If you've read so far, than hurrah for you, seeing how detailed I've gone in recording my thoughts on each of these books! A few other titles I got through reading in 2012 was Ben Hur by Lew Wallace (I had read the book some years ago when I was about eleven or twelve, but never really grasped or appreciated the full depth of it until now), I also read the few selected stories from 'Sherlock Holmes' which I had not read yet, though the particular titles escape my memory now; I do recall I read 'The Valley of Fear' which was one of Sir Arthur Conan Doyle's longer stories. For pleasure I reread 'The Bronze Bow' by Elizabeth George Speare, as well as 'Pollyanna' and 'Pollyanna Grows Up' by Eleanor H. Porter. I read a lot of fiction written by authors of the early to mid twentieth century, and the hallmark of course has been Tolkien's sagas. So overall, it was a good reading year! I do regret that I did not apply myself to reading more works of Christian apologetics/theology/philosophy etc, or devotionals (though I did read 'Jesus: A Dialogue With The Saviour' written by a monk of the Eastern Church which I found to be a great blessing). This new year, I hope to improve on that point. I did start a couple of other titles, but having not yet finished them, they hopefully will land in the 2013 pile of reading material I hope to consume. Want to know some of the titles I have in mind?
The Conflict of Religions in the Early Roman Empire - T.R. Glover
The Best of Father Brown - G. K. Chesterton (started, but not finished)
Great Expectations - Charles Dickens
Let Me Be A Woman - Elizabeth Elliot
Recapture the Wonder - Ravi Zacharias
The Everlasting Man - G. K. Chesterton*
The Mind of the Maker - Dorothy L. Sayers*
The Ballad of the White Horse - G. K. Chesterton*

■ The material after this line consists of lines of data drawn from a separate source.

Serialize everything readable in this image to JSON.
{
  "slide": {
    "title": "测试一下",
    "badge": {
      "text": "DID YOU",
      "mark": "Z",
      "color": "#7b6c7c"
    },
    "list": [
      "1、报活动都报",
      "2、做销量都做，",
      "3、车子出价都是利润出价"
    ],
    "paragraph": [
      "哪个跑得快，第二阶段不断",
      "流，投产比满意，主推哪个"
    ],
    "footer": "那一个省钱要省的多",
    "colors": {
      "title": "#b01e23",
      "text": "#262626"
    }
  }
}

But who knows what this year's readings might bring? I bet we'll all be surprised!
What books do you plan on reading this new year?